━━━ Data section ━━━
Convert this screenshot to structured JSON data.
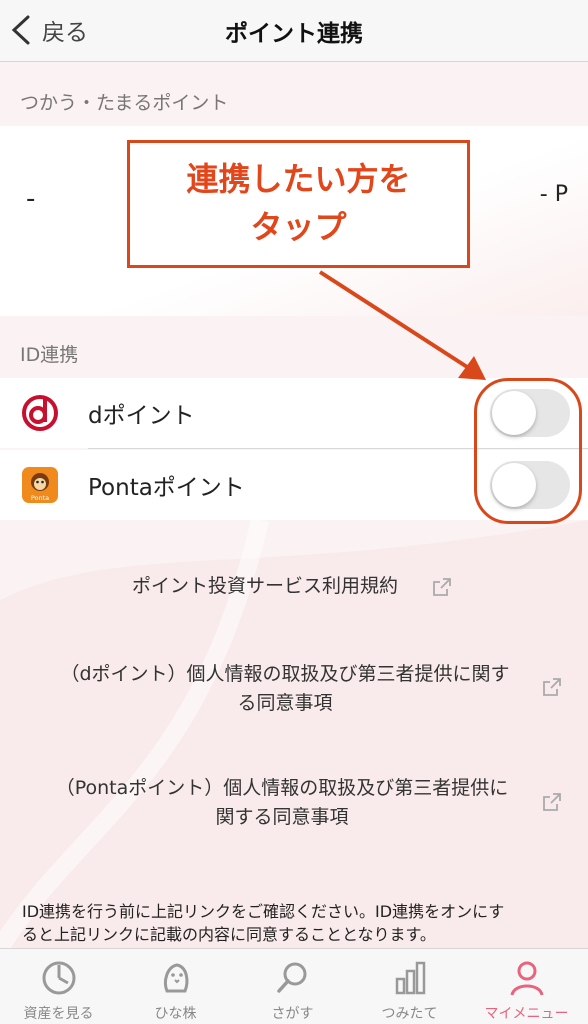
{
  "header": {
    "back_label": "戻る",
    "title": "ポイント連携"
  },
  "points_section": {
    "label": "つかう・たまるポイント",
    "left_value": "-",
    "right_value": "- P"
  },
  "callout": {
    "line1": "連携したい方を",
    "line2": "タップ"
  },
  "id_section": {
    "label": "ID連携",
    "items": [
      {
        "label": "dポイント",
        "icon": "d-point-logo",
        "toggle_on": false
      },
      {
        "label": "Pontaポイント",
        "icon": "ponta-logo",
        "toggle_on": false
      }
    ],
    "ponta_logo_text": "Ponta"
  },
  "links": {
    "terms": "ポイント投資サービス利用規約",
    "dpoint_consent_line1": "（dポイント）個人情報の取扱及び第三者提供に関す",
    "dpoint_consent_line2": "る同意事項",
    "ponta_consent_line1": "（Pontaポイント）個人情報の取扱及び第三者提供に",
    "ponta_consent_line2": "関する同意事項"
  },
  "notice": {
    "line1": "ID連携を行う前に上記リンクをご確認ください。ID連携をオンにす",
    "line2": "ると上記リンクに記載の内容に同意することとなります。"
  },
  "tabbar": {
    "items": [
      {
        "label": "資産を見る",
        "icon": "pie-clock-icon"
      },
      {
        "label": "ひな株",
        "icon": "chick-icon"
      },
      {
        "label": "さがす",
        "icon": "search-icon"
      },
      {
        "label": "つみたて",
        "icon": "bar-chart-icon"
      },
      {
        "label": "マイメニュー",
        "icon": "person-icon"
      }
    ],
    "active_index": 4
  },
  "colors": {
    "accent": "#e8647d",
    "annotation": "#d9481a",
    "dpoint": "#c8102e",
    "ponta": "#f08a1d"
  }
}
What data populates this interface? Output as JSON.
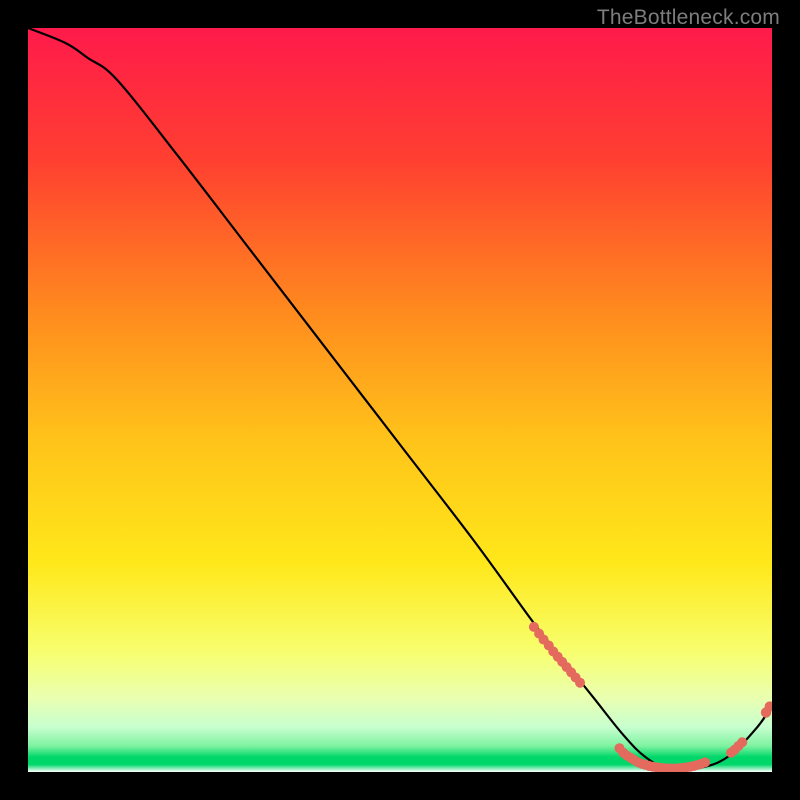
{
  "watermark": "TheBottleneck.com",
  "colors": {
    "top": "#ff1a4b",
    "upper": "#ff5a2e",
    "mid": "#ffb01a",
    "low": "#ffe21a",
    "pale": "#f7ff8e",
    "cream": "#f3ffd0",
    "mint": "#85f0a3",
    "green": "#00d76a",
    "bottom_bg": "#ffffff",
    "dot": "#e46a5e",
    "curve": "#000000"
  },
  "chart_data": {
    "type": "line",
    "title": "",
    "xlabel": "",
    "ylabel": "",
    "xlim": [
      0,
      100
    ],
    "ylim": [
      0,
      100
    ],
    "series": [
      {
        "name": "bottleneck-curve",
        "x": [
          0,
          5,
          8,
          12,
          20,
          30,
          40,
          50,
          60,
          68,
          72,
          76,
          80,
          83,
          86,
          90,
          94,
          98,
          100
        ],
        "y": [
          100,
          98,
          96,
          93,
          83,
          70,
          57,
          44,
          31,
          20,
          15,
          10,
          5,
          2,
          0.5,
          0.5,
          2,
          6,
          9
        ]
      }
    ],
    "dot_clusters": [
      {
        "name": "upper-slope-cluster",
        "points": [
          [
            68,
            19.5
          ],
          [
            68.7,
            18.6
          ],
          [
            69.3,
            17.8
          ],
          [
            70,
            17
          ],
          [
            70.6,
            16.2
          ],
          [
            71.2,
            15.5
          ],
          [
            71.8,
            14.8
          ],
          [
            72.4,
            14.1
          ],
          [
            73.0,
            13.4
          ],
          [
            73.6,
            12.7
          ],
          [
            74.2,
            12.0
          ]
        ]
      },
      {
        "name": "valley-cluster",
        "points": [
          [
            79.5,
            3.2
          ],
          [
            80,
            2.6
          ],
          [
            80.5,
            2.2
          ],
          [
            81,
            1.9
          ],
          [
            81.5,
            1.6
          ],
          [
            82,
            1.3
          ],
          [
            82.5,
            1.1
          ],
          [
            83,
            0.95
          ],
          [
            83.5,
            0.8
          ],
          [
            84,
            0.7
          ],
          [
            84.5,
            0.62
          ],
          [
            85,
            0.55
          ],
          [
            85.5,
            0.5
          ],
          [
            86,
            0.48
          ],
          [
            86.5,
            0.47
          ],
          [
            87,
            0.47
          ],
          [
            87.5,
            0.5
          ],
          [
            88,
            0.55
          ],
          [
            88.5,
            0.62
          ],
          [
            89,
            0.7
          ],
          [
            89.5,
            0.8
          ],
          [
            90,
            0.95
          ],
          [
            90.5,
            1.1
          ],
          [
            91,
            1.3
          ]
        ]
      },
      {
        "name": "rise-cluster",
        "points": [
          [
            94.5,
            2.6
          ],
          [
            95,
            3.0
          ],
          [
            95.5,
            3.5
          ],
          [
            96,
            4.0
          ]
        ]
      },
      {
        "name": "tail-pair",
        "points": [
          [
            99.2,
            8.0
          ],
          [
            99.7,
            8.8
          ]
        ]
      }
    ]
  }
}
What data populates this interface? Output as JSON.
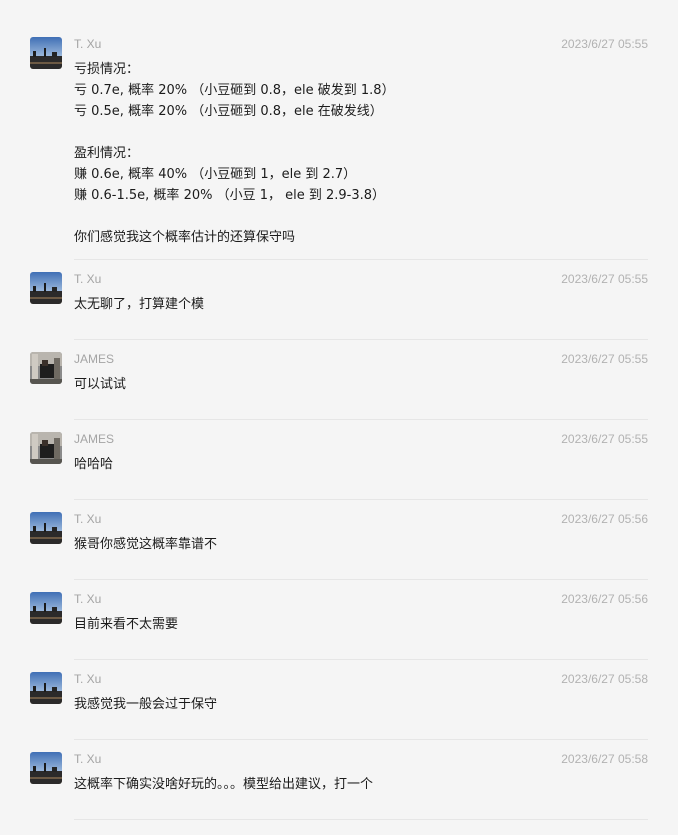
{
  "colors": {
    "background": "#f5f5f5",
    "meta_text": "#a4a4a4",
    "message_text": "#1b1b1b",
    "divider": "#e6e6e6"
  },
  "messages": [
    {
      "sender": "T. Xu",
      "avatar": "txu-avatar",
      "time": "2023/6/27 05:55",
      "lines": [
        "亏损情况：",
        "亏 0.7e, 概率 20% （小豆砸到 0.8，ele 破发到 1.8）",
        "亏 0.5e, 概率 20% （小豆砸到 0.8，ele 在破发线）",
        "",
        "盈利情况：",
        "赚 0.6e, 概率 40% （小豆砸到 1，ele 到 2.7）",
        "赚 0.6-1.5e, 概率 20% （小豆 1， ele 到 2.9-3.8）",
        "",
        "你们感觉我这个概率估计的还算保守吗"
      ]
    },
    {
      "sender": "T. Xu",
      "avatar": "txu-avatar",
      "time": "2023/6/27 05:55",
      "lines": [
        "太无聊了，打算建个模"
      ]
    },
    {
      "sender": "JAMES",
      "avatar": "james-avatar",
      "time": "2023/6/27 05:55",
      "lines": [
        "可以试试"
      ]
    },
    {
      "sender": "JAMES",
      "avatar": "james-avatar",
      "time": "2023/6/27 05:55",
      "lines": [
        "哈哈哈"
      ]
    },
    {
      "sender": "T. Xu",
      "avatar": "txu-avatar",
      "time": "2023/6/27 05:56",
      "lines": [
        "猴哥你感觉这概率靠谱不"
      ]
    },
    {
      "sender": "T. Xu",
      "avatar": "txu-avatar",
      "time": "2023/6/27 05:56",
      "lines": [
        "目前来看不太需要"
      ]
    },
    {
      "sender": "T. Xu",
      "avatar": "txu-avatar",
      "time": "2023/6/27 05:58",
      "lines": [
        "我感觉我一般会过于保守"
      ]
    },
    {
      "sender": "T. Xu",
      "avatar": "txu-avatar",
      "time": "2023/6/27 05:58",
      "lines": [
        "这概率下确实没啥好玩的。。。模型给出建议，打一个"
      ]
    }
  ]
}
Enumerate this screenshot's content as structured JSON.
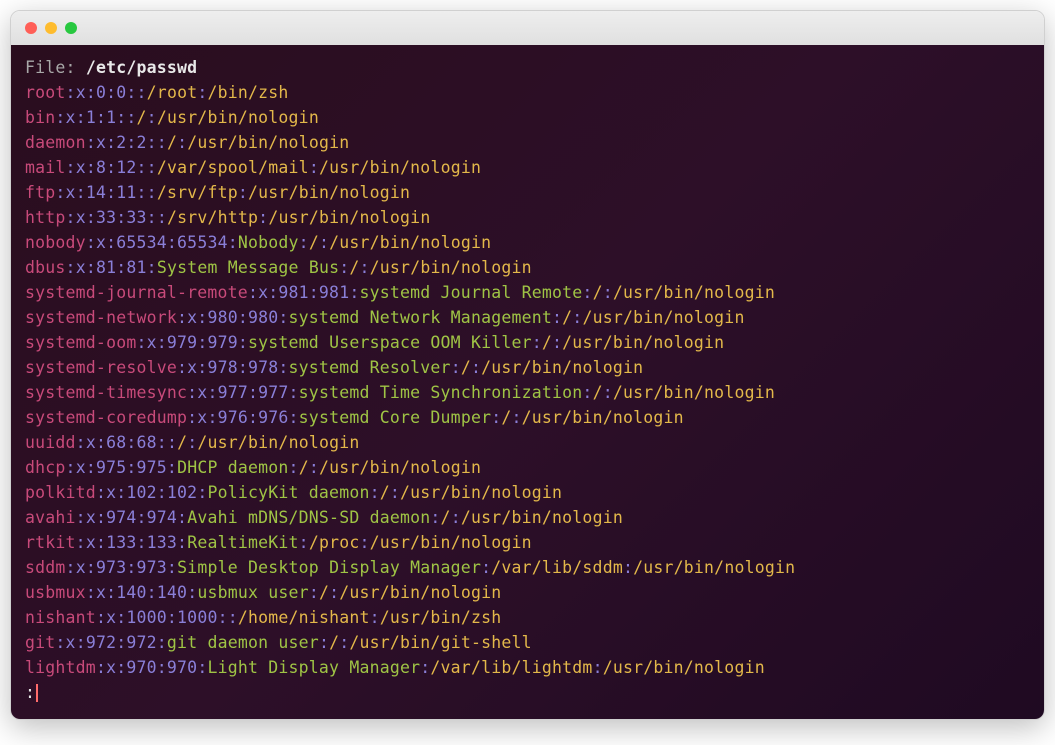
{
  "file_label": "File: ",
  "file_path": "/etc/passwd",
  "entries": [
    {
      "user": "root",
      "x": "x",
      "uid": "0",
      "gid": "0",
      "desc": "",
      "home": "/root",
      "shell": "/bin/zsh"
    },
    {
      "user": "bin",
      "x": "x",
      "uid": "1",
      "gid": "1",
      "desc": "",
      "home": "/",
      "shell": "/usr/bin/nologin"
    },
    {
      "user": "daemon",
      "x": "x",
      "uid": "2",
      "gid": "2",
      "desc": "",
      "home": "/",
      "shell": "/usr/bin/nologin"
    },
    {
      "user": "mail",
      "x": "x",
      "uid": "8",
      "gid": "12",
      "desc": "",
      "home": "/var/spool/mail",
      "shell": "/usr/bin/nologin"
    },
    {
      "user": "ftp",
      "x": "x",
      "uid": "14",
      "gid": "11",
      "desc": "",
      "home": "/srv/ftp",
      "shell": "/usr/bin/nologin"
    },
    {
      "user": "http",
      "x": "x",
      "uid": "33",
      "gid": "33",
      "desc": "",
      "home": "/srv/http",
      "shell": "/usr/bin/nologin"
    },
    {
      "user": "nobody",
      "x": "x",
      "uid": "65534",
      "gid": "65534",
      "desc": "Nobody",
      "home": "/",
      "shell": "/usr/bin/nologin"
    },
    {
      "user": "dbus",
      "x": "x",
      "uid": "81",
      "gid": "81",
      "desc": "System Message Bus",
      "home": "/",
      "shell": "/usr/bin/nologin"
    },
    {
      "user": "systemd-journal-remote",
      "x": "x",
      "uid": "981",
      "gid": "981",
      "desc": "systemd Journal Remote",
      "home": "/",
      "shell": "/usr/bin/nologin"
    },
    {
      "user": "systemd-network",
      "x": "x",
      "uid": "980",
      "gid": "980",
      "desc": "systemd Network Management",
      "home": "/",
      "shell": "/usr/bin/nologin"
    },
    {
      "user": "systemd-oom",
      "x": "x",
      "uid": "979",
      "gid": "979",
      "desc": "systemd Userspace OOM Killer",
      "home": "/",
      "shell": "/usr/bin/nologin"
    },
    {
      "user": "systemd-resolve",
      "x": "x",
      "uid": "978",
      "gid": "978",
      "desc": "systemd Resolver",
      "home": "/",
      "shell": "/usr/bin/nologin"
    },
    {
      "user": "systemd-timesync",
      "x": "x",
      "uid": "977",
      "gid": "977",
      "desc": "systemd Time Synchronization",
      "home": "/",
      "shell": "/usr/bin/nologin"
    },
    {
      "user": "systemd-coredump",
      "x": "x",
      "uid": "976",
      "gid": "976",
      "desc": "systemd Core Dumper",
      "home": "/",
      "shell": "/usr/bin/nologin"
    },
    {
      "user": "uuidd",
      "x": "x",
      "uid": "68",
      "gid": "68",
      "desc": "",
      "home": "/",
      "shell": "/usr/bin/nologin"
    },
    {
      "user": "dhcp",
      "x": "x",
      "uid": "975",
      "gid": "975",
      "desc": "DHCP daemon",
      "home": "/",
      "shell": "/usr/bin/nologin"
    },
    {
      "user": "polkitd",
      "x": "x",
      "uid": "102",
      "gid": "102",
      "desc": "PolicyKit daemon",
      "home": "/",
      "shell": "/usr/bin/nologin"
    },
    {
      "user": "avahi",
      "x": "x",
      "uid": "974",
      "gid": "974",
      "desc": "Avahi mDNS/DNS-SD daemon",
      "home": "/",
      "shell": "/usr/bin/nologin"
    },
    {
      "user": "rtkit",
      "x": "x",
      "uid": "133",
      "gid": "133",
      "desc": "RealtimeKit",
      "home": "/proc",
      "shell": "/usr/bin/nologin"
    },
    {
      "user": "sddm",
      "x": "x",
      "uid": "973",
      "gid": "973",
      "desc": "Simple Desktop Display Manager",
      "home": "/var/lib/sddm",
      "shell": "/usr/bin/nologin"
    },
    {
      "user": "usbmux",
      "x": "x",
      "uid": "140",
      "gid": "140",
      "desc": "usbmux user",
      "home": "/",
      "shell": "/usr/bin/nologin"
    },
    {
      "user": "nishant",
      "x": "x",
      "uid": "1000",
      "gid": "1000",
      "desc": "",
      "home": "/home/nishant",
      "shell": "/usr/bin/zsh"
    },
    {
      "user": "git",
      "x": "x",
      "uid": "972",
      "gid": "972",
      "desc": "git daemon user",
      "home": "/",
      "shell": "/usr/bin/git-shell"
    },
    {
      "user": "lightdm",
      "x": "x",
      "uid": "970",
      "gid": "970",
      "desc": "Light Display Manager",
      "home": "/var/lib/lightdm",
      "shell": "/usr/bin/nologin"
    }
  ],
  "prompt": ":"
}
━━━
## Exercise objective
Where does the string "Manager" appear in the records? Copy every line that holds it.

## Output for this task
      "desc": "Simple Desktop Display Manager",
      "desc": "Light Display Manager",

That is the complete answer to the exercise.